politicians, academics or members of the hundreds of NGOs even ask the
question “What is this going to mean, to the man struggling to keep up
with his mortgage payments,” or “what is this going to mean for
working mothers, the unemployed, the uneducated, elderly,” then are they
slowly eased out for being spoil sports?
matters is the process, the endless meetings, the minutes of the meetings,
the salaries and the question of foreign travel, and how a particular kind
of maneuvring can advance someone’s career, but what does not matter is
how, at the end of the day, does it affect (and I loathe this phrase but
people seem to know what you mean when you use it) John Public.
you bring context into the way developing and “third world” countries
are run then we’d be dead. In an edition of India Today, I saw, without
irony, a headline story about starvation in India on one page, and on the
next, a proud article on India’s advancements in nuclear technology and
how many billions it cost.
sloppy thinking gets worse over time, it also makes life easy. You get
angry once or twice when people fail to keep their commitments, when they
show up an hour late to a meeting, when you quickly realise that it’s
not merit but contacts and mutual back-slapping that will get you
anywhere, but once you get the hang of things - oh boy, this is the life.
wonder Trinis and Tobagonians will inherit the inertia and corruption of
public figures who can literally by now, spew out a sound bite in their
sleep, and foreigners who happily join us, thinking we, too, don’t have
to be above board, or even think further than who’s who to get by very
wonder everyone, be they home-grown or foreign, loses their colour like
the Scarlet Ibis when they leave these shores. Those who are wide awake,
and vigorous, and energetic are soon chewed up and spat out the system,
leave or become irretrievably wounded.
World mentalities of drooping self-indulgent languor requires an ejection
of intellectual stimulation, depth, fresh ideas, drive, most of which
comes with the dulling of the senses, which must happen in a nation where
people in general don’t read widely or deeply, where curiosity is
quickly slapped down because it is threatening to those who lead us.
is this that separates us from the “first world” exemplified in our
“no hope” ghettoes where dull-eyed, angry men kill and women weep
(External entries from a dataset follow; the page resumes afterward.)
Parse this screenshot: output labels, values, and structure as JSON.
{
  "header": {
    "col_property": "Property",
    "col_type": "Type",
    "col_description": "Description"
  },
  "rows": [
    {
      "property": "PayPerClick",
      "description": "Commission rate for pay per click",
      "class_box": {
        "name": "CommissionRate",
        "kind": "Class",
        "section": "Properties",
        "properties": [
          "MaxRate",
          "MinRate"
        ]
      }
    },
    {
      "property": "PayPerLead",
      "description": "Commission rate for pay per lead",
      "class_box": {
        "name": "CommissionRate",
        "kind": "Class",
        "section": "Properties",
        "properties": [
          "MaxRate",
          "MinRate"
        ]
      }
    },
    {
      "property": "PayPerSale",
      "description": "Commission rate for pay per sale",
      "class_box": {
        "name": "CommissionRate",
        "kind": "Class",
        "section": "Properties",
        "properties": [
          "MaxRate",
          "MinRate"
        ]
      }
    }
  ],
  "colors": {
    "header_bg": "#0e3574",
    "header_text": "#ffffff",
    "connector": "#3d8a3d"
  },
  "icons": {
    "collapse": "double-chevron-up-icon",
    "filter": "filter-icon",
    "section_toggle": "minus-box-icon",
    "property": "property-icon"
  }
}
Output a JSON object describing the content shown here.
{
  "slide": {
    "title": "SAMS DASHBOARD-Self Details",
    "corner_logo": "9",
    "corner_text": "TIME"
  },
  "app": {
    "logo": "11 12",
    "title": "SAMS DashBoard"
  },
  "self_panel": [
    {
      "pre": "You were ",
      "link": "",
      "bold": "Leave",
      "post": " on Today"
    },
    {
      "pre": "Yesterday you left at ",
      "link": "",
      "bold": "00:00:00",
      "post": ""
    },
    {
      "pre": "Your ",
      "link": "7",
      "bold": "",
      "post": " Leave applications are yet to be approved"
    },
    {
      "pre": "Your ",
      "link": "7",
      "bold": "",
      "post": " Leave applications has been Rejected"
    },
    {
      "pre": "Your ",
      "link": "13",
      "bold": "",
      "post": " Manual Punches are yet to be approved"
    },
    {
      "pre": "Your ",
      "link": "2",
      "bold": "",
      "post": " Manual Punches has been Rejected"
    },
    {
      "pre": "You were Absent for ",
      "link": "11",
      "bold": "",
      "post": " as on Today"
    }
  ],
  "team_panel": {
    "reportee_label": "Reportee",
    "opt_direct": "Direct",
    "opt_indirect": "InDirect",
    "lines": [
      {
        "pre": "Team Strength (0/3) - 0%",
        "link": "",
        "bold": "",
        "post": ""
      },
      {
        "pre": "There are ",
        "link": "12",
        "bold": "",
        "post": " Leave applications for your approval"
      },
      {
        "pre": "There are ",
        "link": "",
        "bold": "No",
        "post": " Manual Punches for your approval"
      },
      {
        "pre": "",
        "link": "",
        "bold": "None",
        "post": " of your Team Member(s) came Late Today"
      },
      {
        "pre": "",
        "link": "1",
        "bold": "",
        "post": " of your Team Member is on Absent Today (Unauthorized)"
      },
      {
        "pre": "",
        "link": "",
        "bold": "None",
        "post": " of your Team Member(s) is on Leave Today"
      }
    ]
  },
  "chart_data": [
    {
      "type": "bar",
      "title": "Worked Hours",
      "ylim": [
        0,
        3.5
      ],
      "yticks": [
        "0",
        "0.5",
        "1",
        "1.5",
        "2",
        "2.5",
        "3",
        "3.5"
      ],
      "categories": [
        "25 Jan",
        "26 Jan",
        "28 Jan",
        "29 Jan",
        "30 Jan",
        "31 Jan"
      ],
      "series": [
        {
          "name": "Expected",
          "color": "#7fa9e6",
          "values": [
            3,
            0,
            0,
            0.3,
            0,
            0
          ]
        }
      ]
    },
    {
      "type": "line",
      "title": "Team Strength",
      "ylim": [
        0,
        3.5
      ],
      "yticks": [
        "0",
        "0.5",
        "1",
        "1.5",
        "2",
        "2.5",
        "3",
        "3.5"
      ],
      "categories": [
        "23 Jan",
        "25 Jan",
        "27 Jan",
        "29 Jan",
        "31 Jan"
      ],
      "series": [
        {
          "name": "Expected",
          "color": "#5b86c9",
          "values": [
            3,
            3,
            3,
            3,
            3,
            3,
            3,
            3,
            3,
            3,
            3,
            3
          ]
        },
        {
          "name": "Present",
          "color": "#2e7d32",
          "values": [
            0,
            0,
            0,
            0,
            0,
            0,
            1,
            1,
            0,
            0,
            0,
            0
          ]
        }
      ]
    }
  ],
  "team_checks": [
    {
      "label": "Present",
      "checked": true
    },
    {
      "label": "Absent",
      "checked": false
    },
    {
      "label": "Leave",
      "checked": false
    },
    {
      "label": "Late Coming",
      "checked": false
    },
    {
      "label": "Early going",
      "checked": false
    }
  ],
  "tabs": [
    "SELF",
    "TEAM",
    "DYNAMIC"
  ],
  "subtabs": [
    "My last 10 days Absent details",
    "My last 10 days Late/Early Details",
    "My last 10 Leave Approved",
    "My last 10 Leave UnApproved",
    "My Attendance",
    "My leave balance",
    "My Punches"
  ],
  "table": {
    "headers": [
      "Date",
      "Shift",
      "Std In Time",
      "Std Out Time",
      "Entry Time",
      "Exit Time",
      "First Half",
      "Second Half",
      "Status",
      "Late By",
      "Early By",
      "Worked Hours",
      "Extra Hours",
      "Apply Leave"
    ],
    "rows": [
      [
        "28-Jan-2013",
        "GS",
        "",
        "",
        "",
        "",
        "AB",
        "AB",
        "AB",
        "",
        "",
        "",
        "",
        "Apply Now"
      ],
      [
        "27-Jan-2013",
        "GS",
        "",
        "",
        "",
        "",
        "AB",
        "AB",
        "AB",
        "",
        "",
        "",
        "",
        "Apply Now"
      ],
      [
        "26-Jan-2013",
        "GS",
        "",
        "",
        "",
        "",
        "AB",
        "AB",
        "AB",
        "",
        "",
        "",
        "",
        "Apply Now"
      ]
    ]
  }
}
because they are beaten or can’t feed the baby.
belongs to the past, but soon, it will be part of our future, because it
is easy to take over a country that is perpetually taking a little